- [Problem statement] Your response should give back each record exactly, word for word.

Element data from apps and pages
* * * * *

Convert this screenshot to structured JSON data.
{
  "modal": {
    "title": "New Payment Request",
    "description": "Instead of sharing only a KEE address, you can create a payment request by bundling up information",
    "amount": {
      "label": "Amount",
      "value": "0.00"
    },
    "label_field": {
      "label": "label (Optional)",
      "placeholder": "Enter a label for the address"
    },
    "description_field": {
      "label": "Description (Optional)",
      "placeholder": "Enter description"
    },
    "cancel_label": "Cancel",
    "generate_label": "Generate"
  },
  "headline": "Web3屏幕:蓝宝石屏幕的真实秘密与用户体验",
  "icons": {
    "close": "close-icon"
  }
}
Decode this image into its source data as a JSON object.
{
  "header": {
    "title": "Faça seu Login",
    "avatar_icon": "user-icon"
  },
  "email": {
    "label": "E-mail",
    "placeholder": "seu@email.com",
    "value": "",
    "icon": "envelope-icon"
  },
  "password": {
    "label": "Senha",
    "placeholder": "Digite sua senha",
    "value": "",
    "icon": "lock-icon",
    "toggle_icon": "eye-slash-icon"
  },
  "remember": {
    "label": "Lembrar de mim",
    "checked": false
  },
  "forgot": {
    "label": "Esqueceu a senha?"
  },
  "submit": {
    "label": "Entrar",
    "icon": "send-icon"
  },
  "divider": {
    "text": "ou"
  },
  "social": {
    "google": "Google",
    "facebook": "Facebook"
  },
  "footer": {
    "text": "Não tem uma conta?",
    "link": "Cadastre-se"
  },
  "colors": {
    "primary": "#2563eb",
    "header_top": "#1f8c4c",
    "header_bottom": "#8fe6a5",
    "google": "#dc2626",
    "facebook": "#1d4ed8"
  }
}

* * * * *

- [Your response]
Convert this screenshot to structured JSON data.
{
  "modal": {
    "title": "New Payment Request",
    "description": "Instead of sharing only a KEE address, you can create a payment request by bundling up information",
    "amount": {
      "label": "Amount",
      "value": "0.00"
    },
    "label_field": {
      "label": "label (Optional)",
      "placeholder": "Enter a label for the address"
    },
    "description_field": {
      "label": "Description (Optional)",
      "placeholder": "Enter description"
    },
    "cancel_label": "Cancel",
    "generate_label": "Generate"
  },
  "headline": "Web3屏幕:蓝宝石屏幕的真实秘密与用户体验",
  "icons": {
    "close": "close-icon"
  }
}
Decode this image into its source data as a JSON object.
{
  "header": {
    "title": "Faça seu Login",
    "avatar_icon": "user-icon"
  },
  "email": {
    "label": "E-mail",
    "placeholder": "seu@email.com",
    "value": "",
    "icon": "envelope-icon"
  },
  "password": {
    "label": "Senha",
    "placeholder": "Digite sua senha",
    "value": "",
    "icon": "lock-icon",
    "toggle_icon": "eye-slash-icon"
  },
  "remember": {
    "label": "Lembrar de mim",
    "checked": false
  },
  "forgot": {
    "label": "Esqueceu a senha?"
  },
  "submit": {
    "label": "Entrar",
    "icon": "send-icon"
  },
  "divider": {
    "text": "ou"
  },
  "social": {
    "google": "Google",
    "facebook": "Facebook"
  },
  "footer": {
    "text": "Não tem uma conta?",
    "link": "Cadastre-se"
  },
  "colors": {
    "primary": "#2563eb",
    "header_top": "#1f8c4c",
    "header_bottom": "#8fe6a5",
    "google": "#dc2626",
    "facebook": "#1d4ed8"
  }
}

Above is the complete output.